Funny how a chance meeting for just a few moments can make all the difference in one's life. I still remember when the seed to my passion for photography sprouted. Back in the early 1970s, a guy named Jack Swanson worked as a photographer at the Daily Bee. He was a phenomenal photojournalist. I was the adviser of the yearbook at the time. For some reason, my editor and I were at the newspaper office talking to Mr. Swanson when he invited us into the darkroom.
It took probably ten minutes for him to show us how a black and white photo comes to life from time the image, caught on a negative, is transferred to the photographic paper through light exposure from an enlarger. Watching him drop that paper into those three trays of dektol (allows the image to appear on the page, stop bath (stops the action of the action of the dektol) and fixer (fixes the image on the paper so it won't go away) changed my life.
It all seemed so magical. I instantly knew I wanted to do this. What better way to learn it than through our yearbook activities! Within days, our staff owned a Ricoh 35 mm SLR camera. Within hours of learning the basic steps for using the camera, we had snapped a couple of rolls of film. We hadn't' learned the darkroom techniques yet, but that would come.
I would advise the yearbook for 14 years. We would eventually produce every photo (except the class mugs) that went into the annual. It would mean hours of work after school and on weekends, but the skills gained by students creating their yearbook with such a hands-on approach would send some of them into situations that, for some, would mean exciting world travel or lifetime careers.
One of the students actually accompanied the Time Magazine photographer who snapped photos of the four "Time Men of the Year." That mean jetting to South Africa, Tunisia, and Jerusalem. He also worked as an assistant for the photographer who does most Rollingstone Magazine covers. Another has worked as a production manager for national TV commercials and now runs the photo operations for Coldwater Creek. This wide photographic swath was influenced years before by one man's willingness to take ten minutes of his time to show me the magic of photography.
That's why a few moments at last night's fair reminds me that it's often the little things, the little spontaneous gestures that can make such a difference in a person's life. In this particular case, my life changed a bit as did those of two young women in their '30s. They're the daughters of Mary Margaret "Peggy" Broehl, who was my classmate for several years.
I first met Peggy in the summer before the seventh grade. We were all representing our 4-H clubs at the county home economics demonstration contest. That was the day my infamous cake demonstration (chronicled in my book Pocket Girdles occurred). Peggy probably didn't laugh quite as loud as those fiendish women did when my cake batter started climbing up the Sunbeam mixer blades, so she remained my friend.
Because my name was "Brown" and her name was "Broehl," we sat next to each other in a lot of classes from junior high through college. We also remained good friends.
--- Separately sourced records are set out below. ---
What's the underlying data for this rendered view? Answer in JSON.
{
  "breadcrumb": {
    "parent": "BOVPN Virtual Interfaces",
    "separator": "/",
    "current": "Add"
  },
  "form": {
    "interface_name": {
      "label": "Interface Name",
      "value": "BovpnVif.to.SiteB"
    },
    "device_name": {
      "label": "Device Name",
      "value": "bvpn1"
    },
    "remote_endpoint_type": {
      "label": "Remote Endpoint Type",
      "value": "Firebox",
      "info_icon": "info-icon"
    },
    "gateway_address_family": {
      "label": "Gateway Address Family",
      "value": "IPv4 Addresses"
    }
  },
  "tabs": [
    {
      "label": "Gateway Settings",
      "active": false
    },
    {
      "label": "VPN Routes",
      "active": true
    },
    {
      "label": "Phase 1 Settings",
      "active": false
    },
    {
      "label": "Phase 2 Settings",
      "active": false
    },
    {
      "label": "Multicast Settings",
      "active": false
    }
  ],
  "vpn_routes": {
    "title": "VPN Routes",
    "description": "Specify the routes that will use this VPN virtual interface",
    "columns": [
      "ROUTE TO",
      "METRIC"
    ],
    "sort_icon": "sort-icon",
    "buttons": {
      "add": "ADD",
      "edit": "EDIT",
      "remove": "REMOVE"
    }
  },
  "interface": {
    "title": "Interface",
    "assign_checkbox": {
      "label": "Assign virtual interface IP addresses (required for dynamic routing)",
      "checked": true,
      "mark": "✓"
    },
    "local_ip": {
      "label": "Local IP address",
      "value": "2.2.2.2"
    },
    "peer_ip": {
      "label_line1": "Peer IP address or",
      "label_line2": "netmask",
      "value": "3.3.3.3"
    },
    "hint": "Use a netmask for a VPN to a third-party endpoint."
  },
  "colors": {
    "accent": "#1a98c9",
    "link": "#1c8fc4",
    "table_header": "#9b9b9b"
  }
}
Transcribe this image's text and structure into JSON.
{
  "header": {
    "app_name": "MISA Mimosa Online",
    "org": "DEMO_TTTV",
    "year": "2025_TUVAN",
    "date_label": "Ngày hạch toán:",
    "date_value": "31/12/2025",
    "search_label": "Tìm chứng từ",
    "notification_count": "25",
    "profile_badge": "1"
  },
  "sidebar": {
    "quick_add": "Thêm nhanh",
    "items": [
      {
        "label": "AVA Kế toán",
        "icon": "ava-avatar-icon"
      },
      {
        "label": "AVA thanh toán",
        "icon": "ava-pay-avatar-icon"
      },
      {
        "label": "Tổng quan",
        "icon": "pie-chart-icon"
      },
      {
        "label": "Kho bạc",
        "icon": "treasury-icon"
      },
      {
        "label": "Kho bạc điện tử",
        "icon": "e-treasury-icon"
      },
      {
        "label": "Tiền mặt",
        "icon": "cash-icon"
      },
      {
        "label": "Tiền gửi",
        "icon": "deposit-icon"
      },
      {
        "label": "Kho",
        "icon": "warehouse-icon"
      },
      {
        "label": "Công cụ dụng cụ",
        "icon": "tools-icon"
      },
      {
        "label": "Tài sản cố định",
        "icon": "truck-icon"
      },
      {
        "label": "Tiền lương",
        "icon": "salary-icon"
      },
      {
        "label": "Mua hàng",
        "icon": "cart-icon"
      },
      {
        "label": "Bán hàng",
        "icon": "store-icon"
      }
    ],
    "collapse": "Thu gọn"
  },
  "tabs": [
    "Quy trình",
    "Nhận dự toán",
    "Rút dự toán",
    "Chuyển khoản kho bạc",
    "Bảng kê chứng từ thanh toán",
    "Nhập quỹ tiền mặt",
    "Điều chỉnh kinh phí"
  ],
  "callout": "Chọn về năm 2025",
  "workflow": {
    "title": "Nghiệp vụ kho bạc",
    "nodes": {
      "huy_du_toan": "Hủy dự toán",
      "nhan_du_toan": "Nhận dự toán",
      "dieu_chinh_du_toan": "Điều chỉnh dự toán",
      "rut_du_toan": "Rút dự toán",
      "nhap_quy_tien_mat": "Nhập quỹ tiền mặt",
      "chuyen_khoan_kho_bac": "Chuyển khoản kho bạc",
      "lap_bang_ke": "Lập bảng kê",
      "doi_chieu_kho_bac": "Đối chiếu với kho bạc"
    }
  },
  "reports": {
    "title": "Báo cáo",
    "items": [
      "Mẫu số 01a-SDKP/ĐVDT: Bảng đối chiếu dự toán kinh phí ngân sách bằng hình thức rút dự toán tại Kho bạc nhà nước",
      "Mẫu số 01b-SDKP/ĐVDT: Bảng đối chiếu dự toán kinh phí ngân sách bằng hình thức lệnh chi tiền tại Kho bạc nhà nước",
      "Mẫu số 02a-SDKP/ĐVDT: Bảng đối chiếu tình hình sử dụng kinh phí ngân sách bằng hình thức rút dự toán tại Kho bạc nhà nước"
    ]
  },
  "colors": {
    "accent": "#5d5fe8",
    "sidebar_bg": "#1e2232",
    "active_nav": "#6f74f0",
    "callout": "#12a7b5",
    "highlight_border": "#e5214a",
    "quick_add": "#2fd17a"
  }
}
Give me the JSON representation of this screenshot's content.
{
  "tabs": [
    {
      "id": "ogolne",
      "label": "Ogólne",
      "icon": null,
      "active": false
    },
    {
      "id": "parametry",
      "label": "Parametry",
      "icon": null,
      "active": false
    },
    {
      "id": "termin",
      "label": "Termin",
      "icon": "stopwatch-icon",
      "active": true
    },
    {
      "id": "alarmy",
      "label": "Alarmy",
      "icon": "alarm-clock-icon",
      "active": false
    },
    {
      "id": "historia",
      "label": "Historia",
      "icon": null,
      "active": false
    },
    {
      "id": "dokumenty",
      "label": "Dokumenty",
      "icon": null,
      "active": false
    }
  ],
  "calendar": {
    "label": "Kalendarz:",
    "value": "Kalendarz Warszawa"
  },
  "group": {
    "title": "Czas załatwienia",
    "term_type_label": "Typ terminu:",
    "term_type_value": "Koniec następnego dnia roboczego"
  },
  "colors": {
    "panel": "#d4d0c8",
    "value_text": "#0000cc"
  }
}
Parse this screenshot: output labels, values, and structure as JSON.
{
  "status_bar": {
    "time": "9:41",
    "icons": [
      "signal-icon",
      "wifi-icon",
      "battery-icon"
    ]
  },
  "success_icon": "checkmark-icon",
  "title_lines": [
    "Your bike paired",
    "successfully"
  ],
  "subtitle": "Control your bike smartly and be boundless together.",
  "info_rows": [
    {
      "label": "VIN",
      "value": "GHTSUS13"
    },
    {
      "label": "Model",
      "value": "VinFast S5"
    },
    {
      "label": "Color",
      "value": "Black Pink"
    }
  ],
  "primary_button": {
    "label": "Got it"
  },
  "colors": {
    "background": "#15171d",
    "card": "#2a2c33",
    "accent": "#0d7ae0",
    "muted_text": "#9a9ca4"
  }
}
After graduating from the University of Idaho and returning to Sandpoint, where that photography seed was hatched, I subscribed to Life Magazine because I loved its black-and-white photos. One day, while flipping through the pages, I came to an article about an out-of-work Boeing engineer.
Through copy and dramatic photos, it showed how the engineer and his family were managing their lives on a lot less money. Suddenly, I zeroed in on a very familiar face; it was my friend Peggy Broehl. Some of the skills she'd learned in 4-H were aiding her in getting through this temporary family challenge. To say it was a thrill to see my classmate on the pages of Life Magazine is an understatement.
That was the last I heard or saw of Peggy for several years until her nephew sat in my study hall at Sandpoint High School. When I asked him what ever happened to Peggy, he stunned me by reporting that she had died from cancer a few years before. It took a while for that to set in, for sure. Years later, I met a nice young lady working at one of the local coffee shops. When we got to talking, once again I was stunned. She was Peggy's daughter Effie, and she had returned to her mother's hometown after living in Seattle.
Last night I saw Effie again----next to the Wurst Man's booth, where else? We visited for a few minutes. She left and then returned with her younger sister. Once more I was struck. There were Peggy's eyes and expression staring right back at me.
We talked for maybe 15 minutes. I told them what I could remember about their mother. They listened intently to every word as I shared anecdotes about the mother they had lost when they were 6 and 3, respectively. I promised them a class reunion booklet and the enlarged yearbook page (made for our reunion) which shows Peggy and me side by side at the top of the page.
Next to our senior portraits were our high school activities and aims for our lives ahead. While my goal was to be "the first to eat the green cheese sandwiches," Peggy's read, "To live with a song in my heart."
Suddenly, I realized this scene with these young women at the county fair was another of those powerful moments like I'd experienced so long ago in that darkroom when Jack Swanson opened a new dimension in my life. I'm just hoping that last night's visit with Peggy Broehl's lovely daughters leaves their hearts singing with new and life-enhancing thoughts about the mother they knew for such a short time.